“You bring clothes with you from different places and then you give back to it to a thrift store in whatever city you’re in at the moment,” she says. “With constant trends coming out and people constantly consuming, consuming, consuming, consuming, thrifting is kind of a way to lean away from that.”

Sustainability is a major part of thrifting’s appeal, says Andrew Rainbow, who hosts pop-up vintage sales near campus. “A lot of clothing companies now purposely don’t make things last,” he says. “They make it with a limited shelf life so you have to continue to buy more things from them. If it’s vintage, it’s already lasted 20 years and it’s probably going to last.”

But that pull of nostalgia is even stronger than virtue, Rainbow says. Most of his customers range from college students to people in their 30s, but all are interested in fashion or a particular time period. “I’ve had everyone from 10-year-olds who wanted a jersey to look like their dad in a picture they saw, and then I’ve had 80-year-old women buy T-shirts for their husbands because that was something they wore when they were in their 20s,” he says.

Rainbow noticed an increased interest in thrifting during the pandemic when he says people were home, shopping online and thinking about a simpler time. Social media apps such as TikTok and Instagram pioneered “haul” culture, which lead to “thrift haul” culture, in which a creator would go to a thrift store, purchase many items, and post their findings, occasionally modeling them. There are also creators who post videos such as “best thrift shops in NYC,” telling their viewers the best spots to get good clothes.

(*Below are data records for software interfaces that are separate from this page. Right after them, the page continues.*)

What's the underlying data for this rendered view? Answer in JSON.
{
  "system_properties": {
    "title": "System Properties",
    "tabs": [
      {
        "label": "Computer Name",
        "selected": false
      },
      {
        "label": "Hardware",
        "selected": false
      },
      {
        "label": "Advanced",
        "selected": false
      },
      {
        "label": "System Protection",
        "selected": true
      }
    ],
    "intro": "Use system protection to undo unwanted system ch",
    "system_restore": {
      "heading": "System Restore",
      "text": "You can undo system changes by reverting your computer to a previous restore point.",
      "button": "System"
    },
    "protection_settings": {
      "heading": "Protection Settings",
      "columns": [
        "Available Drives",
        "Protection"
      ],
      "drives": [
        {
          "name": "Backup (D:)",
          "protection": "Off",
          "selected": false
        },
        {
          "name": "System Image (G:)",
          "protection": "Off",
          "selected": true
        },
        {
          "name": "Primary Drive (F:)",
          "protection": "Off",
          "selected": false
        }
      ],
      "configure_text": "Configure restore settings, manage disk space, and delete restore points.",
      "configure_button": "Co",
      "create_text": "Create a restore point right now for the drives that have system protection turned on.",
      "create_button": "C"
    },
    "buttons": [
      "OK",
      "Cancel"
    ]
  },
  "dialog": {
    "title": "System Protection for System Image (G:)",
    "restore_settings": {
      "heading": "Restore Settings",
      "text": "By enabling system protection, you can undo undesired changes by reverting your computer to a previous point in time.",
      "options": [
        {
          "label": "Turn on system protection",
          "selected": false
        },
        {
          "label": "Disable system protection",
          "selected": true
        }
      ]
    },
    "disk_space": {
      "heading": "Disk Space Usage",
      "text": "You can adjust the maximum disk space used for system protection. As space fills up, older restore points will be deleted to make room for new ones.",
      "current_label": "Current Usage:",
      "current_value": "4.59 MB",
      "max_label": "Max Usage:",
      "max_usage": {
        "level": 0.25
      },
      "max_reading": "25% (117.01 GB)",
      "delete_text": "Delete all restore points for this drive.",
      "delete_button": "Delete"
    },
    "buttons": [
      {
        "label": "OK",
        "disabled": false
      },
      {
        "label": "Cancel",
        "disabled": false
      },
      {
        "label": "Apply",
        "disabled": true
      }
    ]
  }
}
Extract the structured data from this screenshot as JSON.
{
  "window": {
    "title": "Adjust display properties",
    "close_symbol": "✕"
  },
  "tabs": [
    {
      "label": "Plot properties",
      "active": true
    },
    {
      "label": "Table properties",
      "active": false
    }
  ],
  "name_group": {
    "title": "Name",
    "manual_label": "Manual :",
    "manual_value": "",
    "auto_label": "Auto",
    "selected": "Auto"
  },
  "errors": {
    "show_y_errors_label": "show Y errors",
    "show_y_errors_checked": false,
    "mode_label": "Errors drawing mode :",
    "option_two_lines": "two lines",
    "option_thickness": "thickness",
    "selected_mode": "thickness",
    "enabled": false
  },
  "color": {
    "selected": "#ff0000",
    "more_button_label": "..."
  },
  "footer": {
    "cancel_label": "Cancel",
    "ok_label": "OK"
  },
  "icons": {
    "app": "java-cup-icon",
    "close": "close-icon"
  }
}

For secondhand store owners like Hess, the growing interest in thrifting means higher prices. A nephew who works at the Salvation Army store in Chenango says garments turn over faster than ever, perhaps destined for the online thrifting apps. Hess uses the apps as a data point when pricing her items, but never shops. For her, it’s always better to thrift in person and find that perfect find.

“It was meant to be because I walked in at this exact time on the exact day,” she says. “It feels like the universe wanted you to have it.”